Two recent reports, George Monbiot’s #LandForTheMany and Chris Packham’s #peoplesmanifestoforwildlife sub report "Where there’s muck there’s brass: revealing the billions hidden in farmland tax shelters”, published today, have started highlighting the economics of land and wildlife destruction.
Miles King - has investigated some of the more obvious tax breaks that farmers get that are incentivising natures destruction in the People Need Nature Report - See here: https://anewnatureblog.com/2019/06/28/farmland-tax-breaks-revealed/
But the journey these leading figures in wildlife protection have gone down, and the many authors they have drawn together, is still not fully complete. Both reports have highlighted how we are destroying our planet because our current tax and subsidy systems gives incentives to people to kill our wildlife, pollute and use land and natural resources inefficiently.
My personal campaign for the last 20 years has been to highlight this and promote rewilding, understanding that if we cannot tackle these issues, we will continue to lose wildlife no matter what social movements happen, wildlife protection laws are enacted or how many landowners we can win over to rewild their land.

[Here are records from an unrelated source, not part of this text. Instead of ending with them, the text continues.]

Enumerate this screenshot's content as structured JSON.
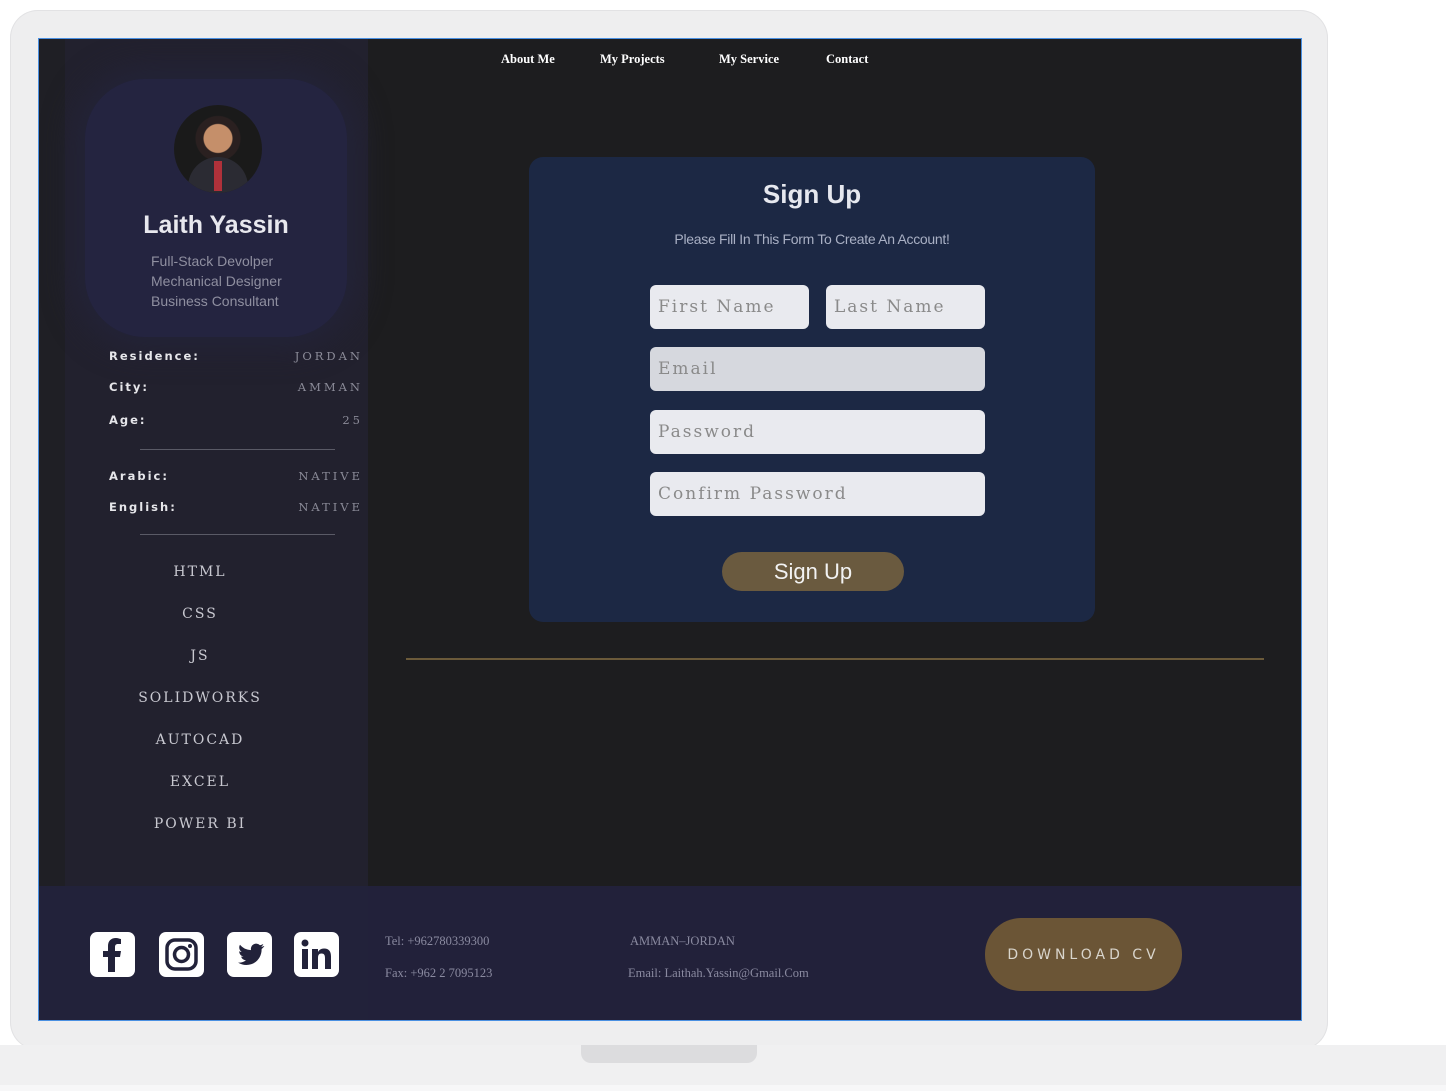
{
  "nav": {
    "about": "About Me",
    "projects": "My Projects",
    "service": "My Service",
    "contact": "Contact"
  },
  "profile": {
    "name": "Laith Yassin",
    "roles": [
      "Full-Stack Devolper",
      "Mechanical Designer",
      "Business Consultant"
    ]
  },
  "info": [
    {
      "key": "Residence:",
      "value": "JORDAN"
    },
    {
      "key": "City:",
      "value": "AMMAN"
    },
    {
      "key": "Age:",
      "value": "25"
    }
  ],
  "languages": [
    {
      "key": "Arabic:",
      "value": "NATIVE"
    },
    {
      "key": "English:",
      "value": "NATIVE"
    }
  ],
  "skills": [
    "HTML",
    "CSS",
    "JS",
    "SOLIDWORKS",
    "AUTOCAD",
    "EXCEL",
    "POWER BI"
  ],
  "form": {
    "title": "Sign Up",
    "subtitle": "Please Fill In This Form To Create An Account!",
    "first_name_placeholder": "First Name",
    "last_name_placeholder": "Last Name",
    "email_placeholder": "Email",
    "password_placeholder": "Password",
    "confirm_placeholder": "Confirm Password",
    "submit_label": "Sign Up"
  },
  "footer": {
    "tel": "Tel: +962780339300",
    "fax": "Fax: +962 2 7095123",
    "location": "AMMAN–JORDAN",
    "email_label": "Email:",
    "email": "Laithah.Yassin@Gmail.Com",
    "download_label": "DOWNLOAD CV"
  },
  "colors": {
    "accent_gold": "#6b5536",
    "card_bg": "#1c2844",
    "sidebar_bg": "#22212e",
    "screen_bg": "#1d1d1f"
  },
  "icons": [
    "facebook-icon",
    "instagram-icon",
    "twitter-icon",
    "linkedin-icon"
  ]
}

It’s really very simple, if we want to save our planet and rewild land we need to base our entire tax policy on taxing monopolies and externalities and have a tax policy that does not allow avoidance. Shifting taxation from incomes (earnings and trade) and put it on land values. Taxing pesticides, diesel etc (externalities) will all provide a positive incentive to use such resources less and much more efficiently. Taxing land values will reduce land use and allow rewilding. Our current corrupt system is based on inflating land values to benefit the tiny minority of landowners. This has been a political fight waged over hundreds of years, the basis of the Corn Laws and the Liberal movement of the late 19th century, it was behind the Parliament Act and the landowners and bankers win in the end because most people are unaware of the fundamental economic forces at play.

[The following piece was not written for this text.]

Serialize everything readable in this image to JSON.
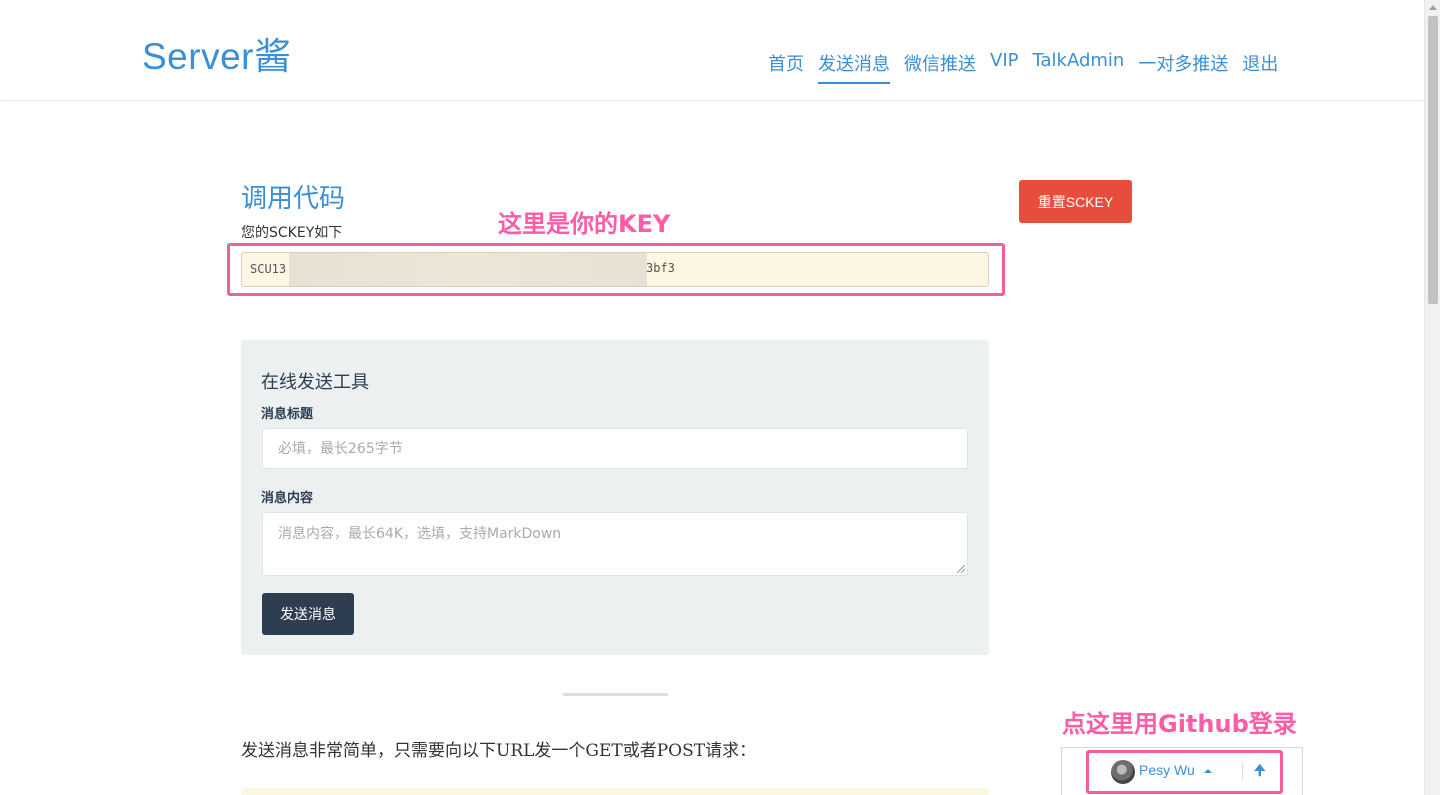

Such a tax shift will save our planet, rewild 40% to 50% of the world, abolish poverty, reduce crime and take away many of the incentives for war. It’s all about understanding the marginal economic choices of the people who control natural resources and land – be it a hill farmer or Donald Trump; people choose to destroy our planet and hurt others because they make money by doing so. Our current tax system pushes people to misuse land and natural resources in so many complex ways that no matter what laws we try to enact it cannot counteract that economic force of those trying to make money from nature’s destruction. If we have a tax system that forces people to use land and natural resources more efficiently then they will choose to damage the planet less, the free market will become our ally as people try to outcompete one another to provide goods and services that use less land, pollution and natural resources within them.
A land value tax collecting the full unimproved rental value of land will make landowners compete to provide food with less land, landowners will be begging to give poor quality land to rewilding charities, grouse moor owners will be falling over themselves to shoot on less land and give up the moors. But by reducing labour taxes we will have more farmers producing more food with less inputs, a true democracy in land is best achieved by fiscal measure and not laws.

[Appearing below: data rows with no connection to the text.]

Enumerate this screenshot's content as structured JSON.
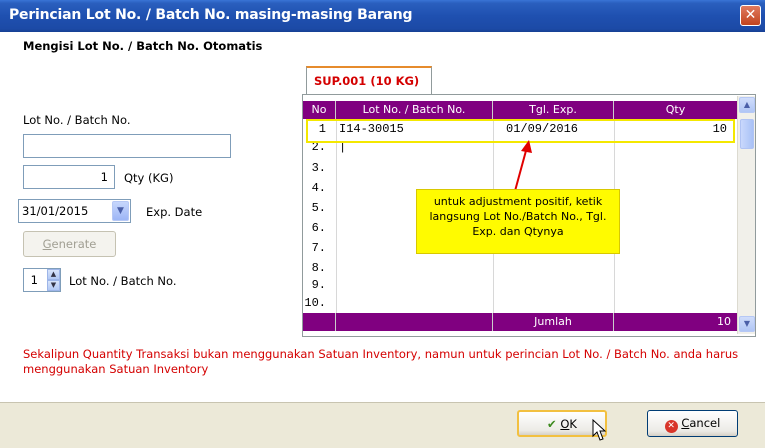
{
  "window": {
    "title": "Perincian Lot No. / Batch No. masing-masing Barang",
    "close_glyph": "✕"
  },
  "left": {
    "heading": "Mengisi Lot No. / Batch No. Otomatis",
    "lot_label": "Lot No. / Batch No.",
    "lot_value": "",
    "qty_value": "1",
    "qty_label": "Qty (KG)",
    "date_value": "31/01/2015",
    "date_label": "Exp. Date",
    "generate_label": "Generate",
    "generate_accel": "G",
    "generate_rest": "enerate",
    "spin_value": "1",
    "spin_label": "Lot No. / Batch No."
  },
  "tab": {
    "label": "SUP.001 (10 KG)"
  },
  "grid": {
    "columns": [
      "No",
      "Lot No. / Batch No.",
      "Tgl. Exp.",
      "Qty"
    ],
    "rows": [
      {
        "no": "1",
        "lot": "I14-30015",
        "exp": "01/09/2016",
        "qty": "10"
      },
      {
        "no": "2.",
        "lot": "|",
        "exp": "",
        "qty": ""
      },
      {
        "no": "3.",
        "lot": "",
        "exp": "",
        "qty": ""
      },
      {
        "no": "4.",
        "lot": "",
        "exp": "",
        "qty": ""
      },
      {
        "no": "5.",
        "lot": "",
        "exp": "",
        "qty": ""
      },
      {
        "no": "6.",
        "lot": "",
        "exp": "",
        "qty": ""
      },
      {
        "no": "7.",
        "lot": "",
        "exp": "",
        "qty": ""
      },
      {
        "no": "8.",
        "lot": "",
        "exp": "",
        "qty": ""
      },
      {
        "no": "9.",
        "lot": "",
        "exp": "",
        "qty": ""
      },
      {
        "no": "10.",
        "lot": "",
        "exp": "",
        "qty": ""
      }
    ],
    "footer_label": "Jumlah",
    "footer_total": "10"
  },
  "callout": "untuk adjustment positif, ketik langsung Lot No./Batch No., Tgl. Exp. dan Qtynya",
  "note": "Sekalipun Quantity Transaksi bukan menggunakan Satuan Inventory, namun untuk perincian Lot No. / Batch No. anda harus menggunakan Satuan Inventory",
  "buttons": {
    "ok_accel": "O",
    "ok_rest": "K",
    "cancel_accel": "C",
    "cancel_rest": "ancel"
  },
  "colors": {
    "grid_header": "#800080",
    "tab_text": "#D40000",
    "note_text": "#D40000",
    "callout_bg": "#FFFB00",
    "highlight": "#F4E800"
  }
}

If we continue to have policies that give subsidies to landowners, let them off scot free when they pollute, have a system of money creation that is used to fund ever increasing land values then we enshrine natural destruction and poverty, a bleak future for humanity. This is a battle that must be won and for those campaigning to protect our planet the fundamental economic forces must be understood otherwise we will continue to fail in our efforts.
One of my lectures on the subject: